→ EXERCISE DIRECTIONS
Each line of the material that mentions the word "runner" is to be copied.

→ STUDY MATERIAL
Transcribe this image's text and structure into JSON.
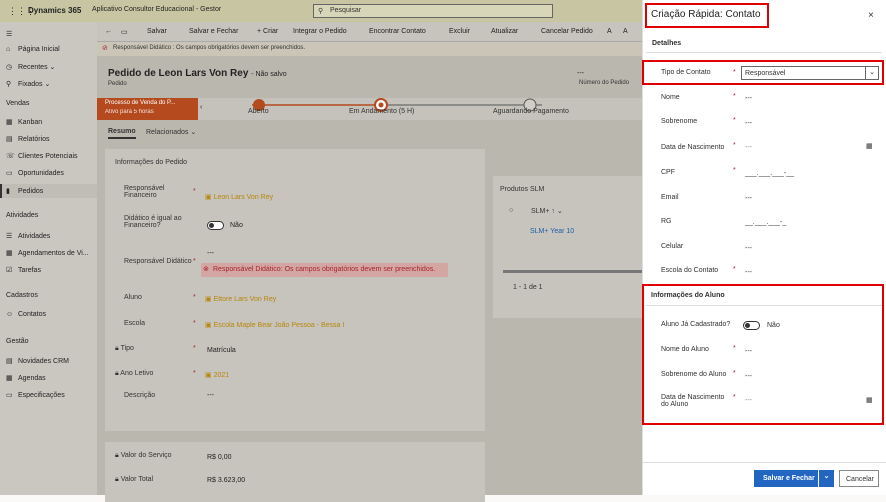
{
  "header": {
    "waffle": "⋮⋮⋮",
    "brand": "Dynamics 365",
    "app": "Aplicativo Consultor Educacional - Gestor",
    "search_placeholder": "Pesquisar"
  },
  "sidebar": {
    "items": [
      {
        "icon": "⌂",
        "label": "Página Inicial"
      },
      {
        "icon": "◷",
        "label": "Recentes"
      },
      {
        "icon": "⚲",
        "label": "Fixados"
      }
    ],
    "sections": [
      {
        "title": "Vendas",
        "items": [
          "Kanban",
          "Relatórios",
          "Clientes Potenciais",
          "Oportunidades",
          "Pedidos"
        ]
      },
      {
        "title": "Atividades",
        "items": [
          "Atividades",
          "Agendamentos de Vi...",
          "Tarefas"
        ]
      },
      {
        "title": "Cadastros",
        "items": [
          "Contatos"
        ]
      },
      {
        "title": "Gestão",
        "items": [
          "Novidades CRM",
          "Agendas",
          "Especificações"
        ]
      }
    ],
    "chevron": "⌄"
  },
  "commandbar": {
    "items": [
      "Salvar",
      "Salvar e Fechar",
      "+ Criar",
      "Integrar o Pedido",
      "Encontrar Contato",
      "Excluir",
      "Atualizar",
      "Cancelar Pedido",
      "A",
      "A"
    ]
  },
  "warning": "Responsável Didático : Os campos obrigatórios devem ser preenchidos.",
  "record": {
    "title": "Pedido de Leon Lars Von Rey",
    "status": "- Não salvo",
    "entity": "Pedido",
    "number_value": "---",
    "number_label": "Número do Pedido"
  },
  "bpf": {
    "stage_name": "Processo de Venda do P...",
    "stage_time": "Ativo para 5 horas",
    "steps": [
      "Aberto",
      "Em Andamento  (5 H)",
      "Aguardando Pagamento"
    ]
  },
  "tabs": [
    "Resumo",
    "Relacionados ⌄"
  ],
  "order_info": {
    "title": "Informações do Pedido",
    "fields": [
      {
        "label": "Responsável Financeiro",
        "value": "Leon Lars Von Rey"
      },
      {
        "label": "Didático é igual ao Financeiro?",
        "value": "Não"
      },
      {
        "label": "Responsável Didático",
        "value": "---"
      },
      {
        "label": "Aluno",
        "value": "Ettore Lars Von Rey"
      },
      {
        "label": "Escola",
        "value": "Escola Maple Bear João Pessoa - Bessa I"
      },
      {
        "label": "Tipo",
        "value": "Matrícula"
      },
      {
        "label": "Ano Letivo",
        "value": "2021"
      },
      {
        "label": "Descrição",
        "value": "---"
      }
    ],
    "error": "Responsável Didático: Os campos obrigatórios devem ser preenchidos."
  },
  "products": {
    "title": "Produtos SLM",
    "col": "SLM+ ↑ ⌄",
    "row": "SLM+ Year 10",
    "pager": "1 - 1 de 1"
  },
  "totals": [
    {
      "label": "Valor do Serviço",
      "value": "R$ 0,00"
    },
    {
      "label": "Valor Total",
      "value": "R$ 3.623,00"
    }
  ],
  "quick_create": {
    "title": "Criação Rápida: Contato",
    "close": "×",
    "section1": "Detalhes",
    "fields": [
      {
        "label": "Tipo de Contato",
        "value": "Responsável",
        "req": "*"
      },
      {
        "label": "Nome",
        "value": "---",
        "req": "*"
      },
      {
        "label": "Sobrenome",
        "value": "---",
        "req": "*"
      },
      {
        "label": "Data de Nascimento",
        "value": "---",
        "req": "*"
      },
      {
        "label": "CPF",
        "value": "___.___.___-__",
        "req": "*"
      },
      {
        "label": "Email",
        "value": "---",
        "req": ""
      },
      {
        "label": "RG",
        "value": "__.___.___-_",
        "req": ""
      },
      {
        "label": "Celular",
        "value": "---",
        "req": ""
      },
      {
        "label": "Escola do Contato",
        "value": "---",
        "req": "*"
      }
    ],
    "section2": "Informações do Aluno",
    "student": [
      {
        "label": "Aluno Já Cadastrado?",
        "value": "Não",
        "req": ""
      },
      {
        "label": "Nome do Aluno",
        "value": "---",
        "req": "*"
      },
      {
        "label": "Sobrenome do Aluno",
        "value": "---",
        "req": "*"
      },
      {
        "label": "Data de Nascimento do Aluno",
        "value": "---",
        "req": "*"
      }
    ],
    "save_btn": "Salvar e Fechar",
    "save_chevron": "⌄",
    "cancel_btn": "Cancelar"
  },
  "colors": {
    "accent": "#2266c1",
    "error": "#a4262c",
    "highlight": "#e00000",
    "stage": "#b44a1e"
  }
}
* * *
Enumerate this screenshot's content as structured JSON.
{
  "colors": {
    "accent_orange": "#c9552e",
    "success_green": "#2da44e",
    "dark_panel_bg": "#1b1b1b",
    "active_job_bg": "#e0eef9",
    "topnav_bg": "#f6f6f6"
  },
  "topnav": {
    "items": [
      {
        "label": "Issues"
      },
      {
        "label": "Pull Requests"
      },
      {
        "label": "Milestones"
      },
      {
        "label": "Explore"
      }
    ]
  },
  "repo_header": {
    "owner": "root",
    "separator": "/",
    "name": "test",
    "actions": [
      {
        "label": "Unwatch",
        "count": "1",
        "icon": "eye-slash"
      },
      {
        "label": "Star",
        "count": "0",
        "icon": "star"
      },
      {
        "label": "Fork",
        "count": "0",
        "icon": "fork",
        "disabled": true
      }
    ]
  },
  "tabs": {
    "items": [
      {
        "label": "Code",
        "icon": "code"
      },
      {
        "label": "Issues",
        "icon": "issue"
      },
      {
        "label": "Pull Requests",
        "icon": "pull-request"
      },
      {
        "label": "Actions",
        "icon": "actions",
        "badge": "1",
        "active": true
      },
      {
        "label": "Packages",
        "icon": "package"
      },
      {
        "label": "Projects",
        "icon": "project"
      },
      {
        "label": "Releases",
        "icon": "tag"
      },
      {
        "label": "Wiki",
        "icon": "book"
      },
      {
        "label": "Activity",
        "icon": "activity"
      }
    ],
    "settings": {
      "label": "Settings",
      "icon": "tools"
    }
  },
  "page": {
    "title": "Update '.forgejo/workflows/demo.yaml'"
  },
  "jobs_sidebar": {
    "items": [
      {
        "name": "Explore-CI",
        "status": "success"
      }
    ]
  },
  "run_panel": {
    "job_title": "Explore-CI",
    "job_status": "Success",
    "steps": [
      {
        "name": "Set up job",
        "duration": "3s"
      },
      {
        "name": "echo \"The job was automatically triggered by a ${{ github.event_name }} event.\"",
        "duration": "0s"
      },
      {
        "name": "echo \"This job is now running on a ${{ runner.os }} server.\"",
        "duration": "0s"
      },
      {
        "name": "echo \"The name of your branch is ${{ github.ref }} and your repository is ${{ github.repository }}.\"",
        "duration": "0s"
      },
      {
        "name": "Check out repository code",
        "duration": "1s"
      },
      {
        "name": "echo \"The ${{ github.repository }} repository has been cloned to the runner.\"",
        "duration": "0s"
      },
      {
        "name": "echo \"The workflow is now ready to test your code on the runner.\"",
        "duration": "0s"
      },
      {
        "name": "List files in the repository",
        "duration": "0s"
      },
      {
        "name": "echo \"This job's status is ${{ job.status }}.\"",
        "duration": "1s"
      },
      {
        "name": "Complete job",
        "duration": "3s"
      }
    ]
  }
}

→ RESULT BELOW
        "name": "echo \"This job is now running on a ${{ runner.os }} server.\"",
        "name": "echo \"The ${{ github.repository }} repository has been cloned to the runner.\"",
        "name": "echo \"The workflow is now ready to test your code on the runner.\"",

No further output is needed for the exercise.